The Lawyer’s new China Elite report contains the most detailed research available on the PRC legal market and contains unparalleled insight into the country's leading law firms. They vary in size, practice focus and geographic coverage, but they all share one common quality – ambition... Read more
This year, The Lawyer’s annual ranking of the largest UK law firms by turnover is available as an interactive, digital benchmarking tool. For the first time this will allow you to manipulate each data set against the metrics of your choice.
Boosted by the merger with Bruckhaus Westrick Heller Löber in August last year, Freshfields expects its gross fees to rocket to more than £600m for the year 2000-2001.
That is more than a 50 per cent increase on last year's figure of £380m, and would put the firm second only to Clifford Chance in the turnover league.

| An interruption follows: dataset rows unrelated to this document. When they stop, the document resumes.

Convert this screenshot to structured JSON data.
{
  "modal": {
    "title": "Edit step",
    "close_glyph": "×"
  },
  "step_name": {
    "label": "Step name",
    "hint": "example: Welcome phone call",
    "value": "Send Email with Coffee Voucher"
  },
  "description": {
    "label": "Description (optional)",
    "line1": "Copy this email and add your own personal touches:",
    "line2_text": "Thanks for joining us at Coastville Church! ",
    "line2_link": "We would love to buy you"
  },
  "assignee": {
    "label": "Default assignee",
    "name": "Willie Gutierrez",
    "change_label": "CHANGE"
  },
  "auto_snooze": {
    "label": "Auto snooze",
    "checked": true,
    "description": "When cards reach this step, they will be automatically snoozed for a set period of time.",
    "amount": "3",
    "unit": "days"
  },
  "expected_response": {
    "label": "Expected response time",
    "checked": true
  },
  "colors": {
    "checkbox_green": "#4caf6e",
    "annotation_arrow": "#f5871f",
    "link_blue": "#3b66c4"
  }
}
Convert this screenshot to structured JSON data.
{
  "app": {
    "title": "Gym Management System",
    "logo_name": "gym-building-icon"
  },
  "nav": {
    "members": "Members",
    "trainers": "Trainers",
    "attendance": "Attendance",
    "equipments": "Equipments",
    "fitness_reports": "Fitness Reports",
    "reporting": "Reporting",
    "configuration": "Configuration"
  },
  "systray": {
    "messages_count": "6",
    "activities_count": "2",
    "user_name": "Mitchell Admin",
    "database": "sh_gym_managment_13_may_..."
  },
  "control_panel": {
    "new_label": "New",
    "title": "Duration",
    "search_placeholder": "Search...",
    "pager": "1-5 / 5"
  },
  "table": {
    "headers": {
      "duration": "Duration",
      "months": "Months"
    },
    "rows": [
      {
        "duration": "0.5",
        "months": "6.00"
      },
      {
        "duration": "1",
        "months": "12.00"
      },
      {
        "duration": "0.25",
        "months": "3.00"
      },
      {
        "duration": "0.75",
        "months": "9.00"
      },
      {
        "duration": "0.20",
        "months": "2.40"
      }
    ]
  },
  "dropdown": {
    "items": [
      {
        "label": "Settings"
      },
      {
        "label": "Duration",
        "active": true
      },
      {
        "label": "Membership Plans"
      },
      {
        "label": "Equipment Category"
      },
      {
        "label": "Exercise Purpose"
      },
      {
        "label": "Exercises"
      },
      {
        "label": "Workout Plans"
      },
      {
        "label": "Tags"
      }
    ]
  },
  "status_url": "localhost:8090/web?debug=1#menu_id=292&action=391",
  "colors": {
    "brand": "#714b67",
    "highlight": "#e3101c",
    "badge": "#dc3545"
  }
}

Last year, Clifford Chance had a turnover of £585m, but firms in the magic circle are predicting increases across the board of at least 30 per cent. That would take Clifford Chance close to £800m, but the firm is expected to go much higher, with some sources claiming it will edge very close to the £1bn mark.
At the half-year, its revenue was already at £450m and its year-end target was £800m (The Lawyer, 4 December 2000).
With a 30 per cent increase, Allen & Overy (A&O) would jump from £322m to more than £420m. And Linklaters, which has historically been number two to Clifford Chance in terms of gross fees, would have to record a more than 50 per cent increase to keep its second place.
Freshfields, Linklaters and A&O all have figures that have been swelled by the addition of foreign mergers. Freshfields' German merger has taken the firm from 1,395 lawyers to more than 2,000 in this year's figures, while Linklaters' merger with alliance partner Oppenhoff & Rädler contributed to the firm adding 135 new partners. A&O has grown through mergers in the Benelux region from 245 partners last year to 390 partners now.